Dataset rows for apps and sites
========================================

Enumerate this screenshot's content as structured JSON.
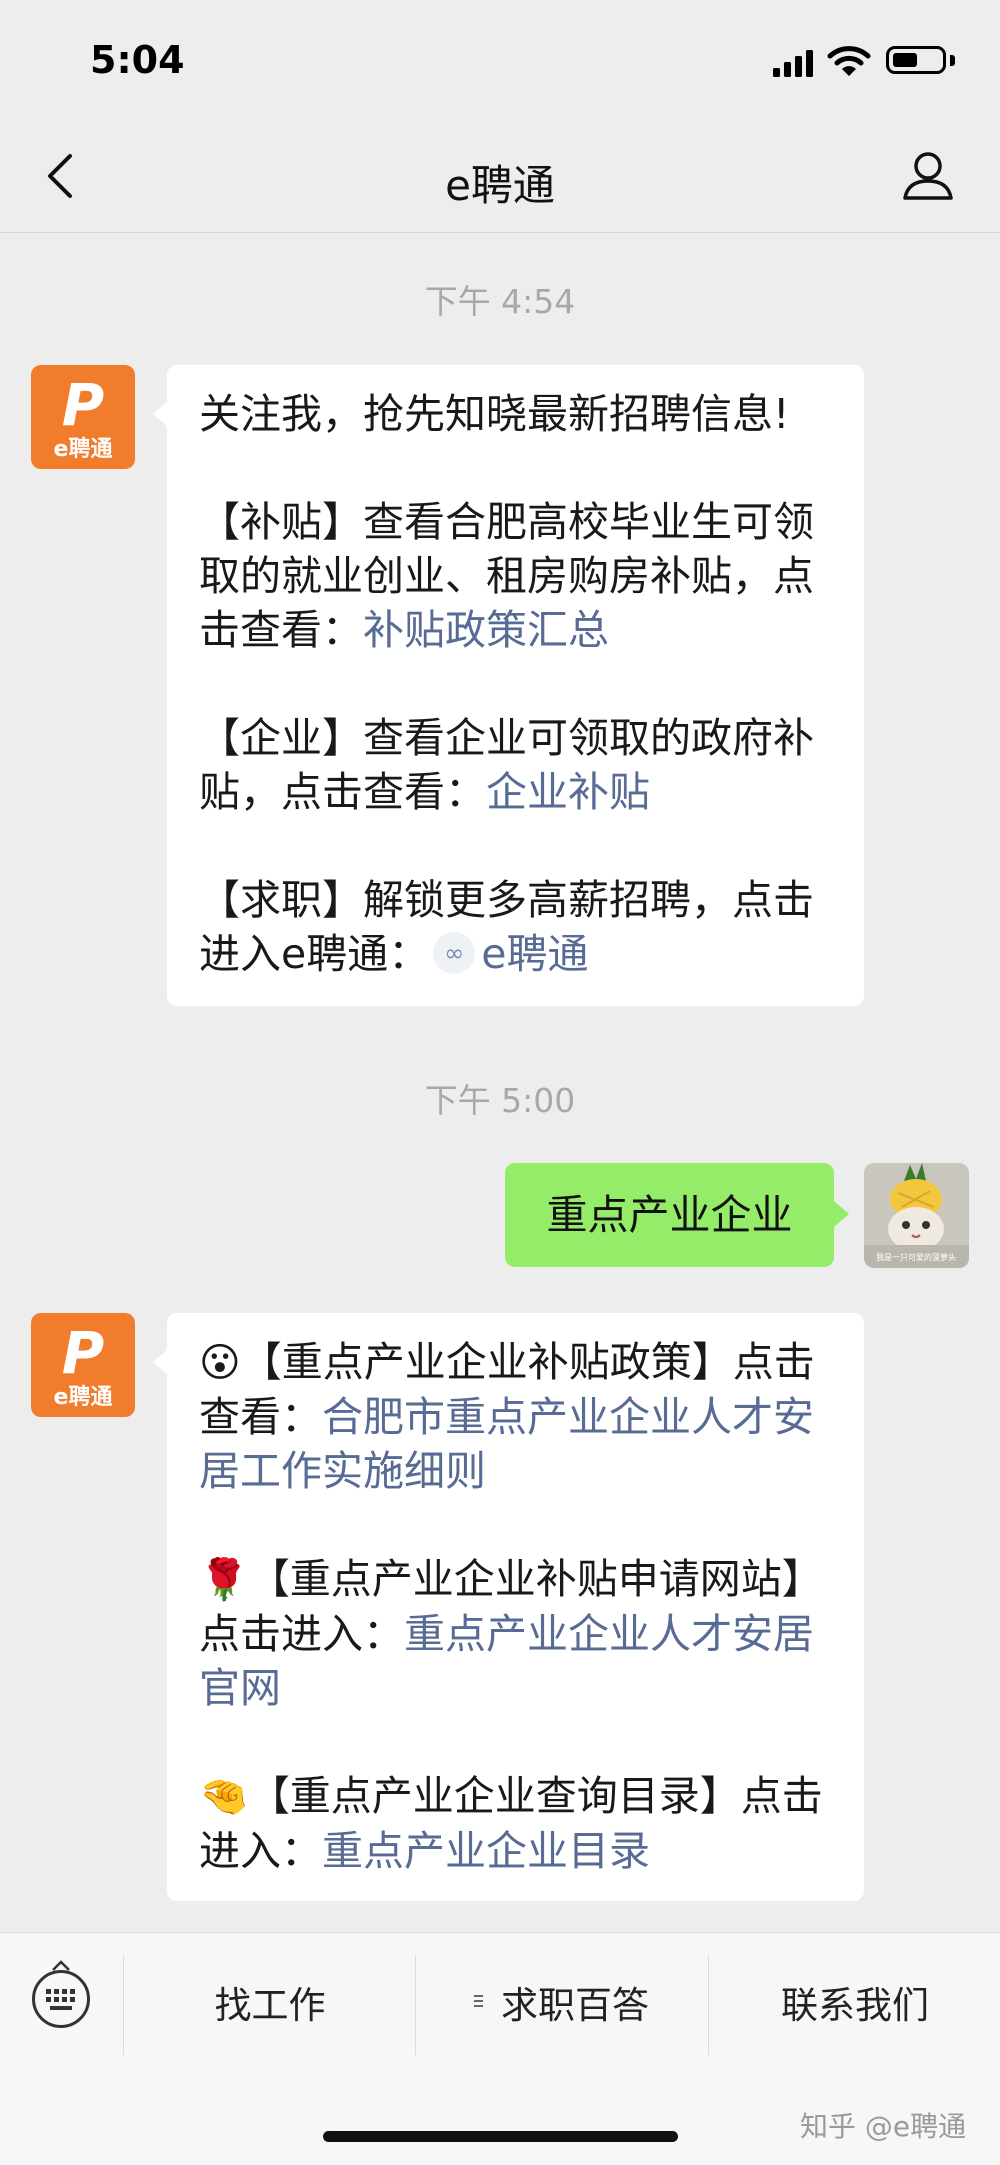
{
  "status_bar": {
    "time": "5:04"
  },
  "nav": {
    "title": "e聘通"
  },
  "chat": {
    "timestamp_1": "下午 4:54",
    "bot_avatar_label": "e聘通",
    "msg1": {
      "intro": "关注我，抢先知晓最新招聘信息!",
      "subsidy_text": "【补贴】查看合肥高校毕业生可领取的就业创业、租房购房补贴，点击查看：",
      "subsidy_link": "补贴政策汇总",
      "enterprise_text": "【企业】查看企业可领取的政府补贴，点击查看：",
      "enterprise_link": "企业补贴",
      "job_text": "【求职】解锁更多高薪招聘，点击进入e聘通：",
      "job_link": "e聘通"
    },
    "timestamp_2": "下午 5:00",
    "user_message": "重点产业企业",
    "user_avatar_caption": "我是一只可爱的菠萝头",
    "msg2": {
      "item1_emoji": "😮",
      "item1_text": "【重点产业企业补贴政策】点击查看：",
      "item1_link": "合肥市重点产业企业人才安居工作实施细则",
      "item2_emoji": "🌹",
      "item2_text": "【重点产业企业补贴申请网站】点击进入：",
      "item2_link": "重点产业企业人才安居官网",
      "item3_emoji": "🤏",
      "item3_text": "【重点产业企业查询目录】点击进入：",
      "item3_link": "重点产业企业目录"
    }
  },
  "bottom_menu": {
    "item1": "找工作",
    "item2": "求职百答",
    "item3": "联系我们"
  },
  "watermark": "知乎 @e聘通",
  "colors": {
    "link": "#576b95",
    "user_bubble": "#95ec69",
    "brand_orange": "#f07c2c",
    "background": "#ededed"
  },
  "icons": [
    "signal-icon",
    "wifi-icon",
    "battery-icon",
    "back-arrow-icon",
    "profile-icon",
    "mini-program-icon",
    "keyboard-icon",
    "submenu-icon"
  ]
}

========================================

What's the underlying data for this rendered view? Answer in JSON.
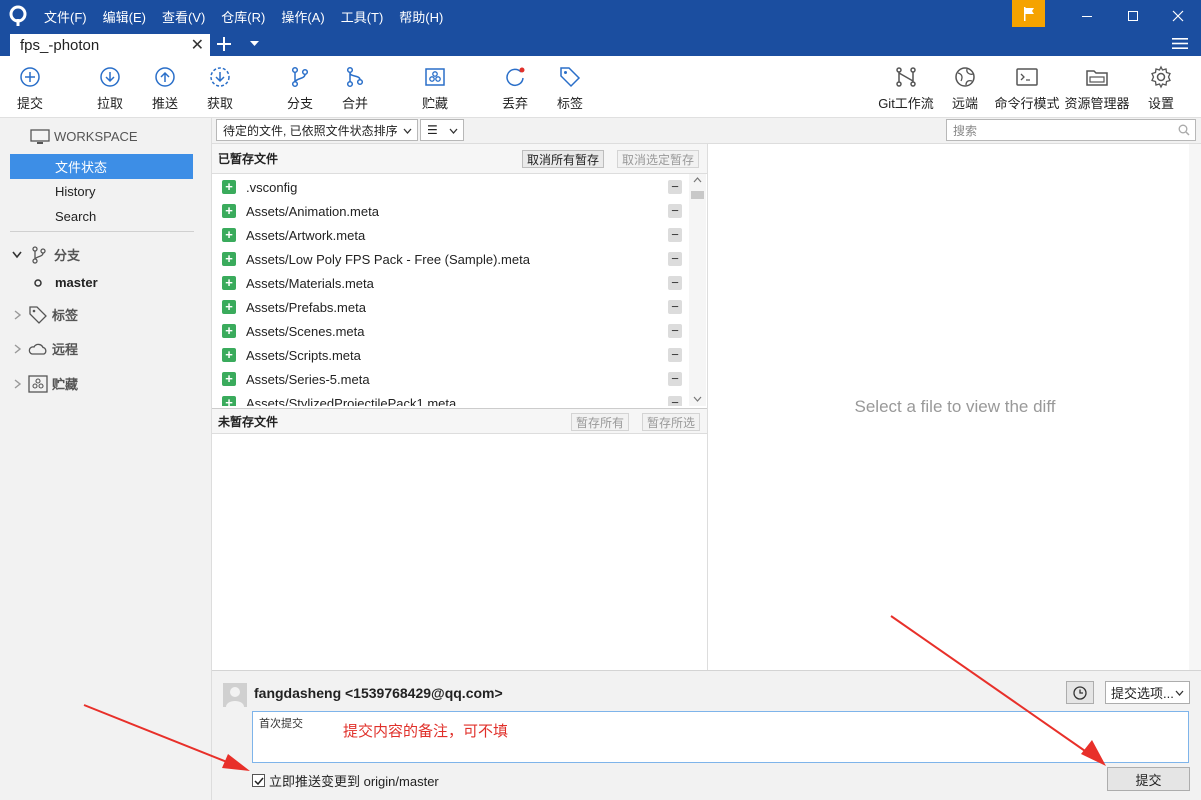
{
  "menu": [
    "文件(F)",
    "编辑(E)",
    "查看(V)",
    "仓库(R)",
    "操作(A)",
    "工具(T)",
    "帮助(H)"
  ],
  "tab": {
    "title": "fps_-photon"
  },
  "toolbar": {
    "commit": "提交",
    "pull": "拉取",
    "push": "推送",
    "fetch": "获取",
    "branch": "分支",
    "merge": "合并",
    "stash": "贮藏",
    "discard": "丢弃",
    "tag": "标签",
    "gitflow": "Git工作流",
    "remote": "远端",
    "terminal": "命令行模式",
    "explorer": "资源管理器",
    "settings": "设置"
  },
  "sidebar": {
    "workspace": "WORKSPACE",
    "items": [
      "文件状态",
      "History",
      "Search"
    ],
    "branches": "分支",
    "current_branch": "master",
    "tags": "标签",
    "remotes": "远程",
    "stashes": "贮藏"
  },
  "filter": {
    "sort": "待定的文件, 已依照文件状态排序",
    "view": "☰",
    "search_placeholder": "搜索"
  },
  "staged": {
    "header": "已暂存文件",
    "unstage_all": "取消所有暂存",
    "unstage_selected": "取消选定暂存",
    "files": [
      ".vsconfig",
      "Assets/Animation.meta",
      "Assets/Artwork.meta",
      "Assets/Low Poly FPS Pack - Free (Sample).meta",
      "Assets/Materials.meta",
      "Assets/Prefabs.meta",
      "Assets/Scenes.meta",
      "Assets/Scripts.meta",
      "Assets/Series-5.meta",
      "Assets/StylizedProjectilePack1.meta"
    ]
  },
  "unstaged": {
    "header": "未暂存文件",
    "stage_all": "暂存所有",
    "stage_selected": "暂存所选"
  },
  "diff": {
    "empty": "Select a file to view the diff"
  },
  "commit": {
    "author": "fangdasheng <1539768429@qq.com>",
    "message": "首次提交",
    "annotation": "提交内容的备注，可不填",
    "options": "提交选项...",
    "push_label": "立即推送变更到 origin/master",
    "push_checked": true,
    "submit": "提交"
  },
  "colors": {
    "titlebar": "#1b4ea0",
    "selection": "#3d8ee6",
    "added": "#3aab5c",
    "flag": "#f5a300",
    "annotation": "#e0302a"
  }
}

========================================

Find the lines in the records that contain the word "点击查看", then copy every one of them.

      "subsidy_text": "【补贴】查看合肥高校毕业生可领取的就业创业、租房购房补贴，点击查看：",
      "enterprise_text": "【企业】查看企业可领取的政府补贴，点击查看：",
      "item1_text": "【重点产业企业补贴政策】点击查看：",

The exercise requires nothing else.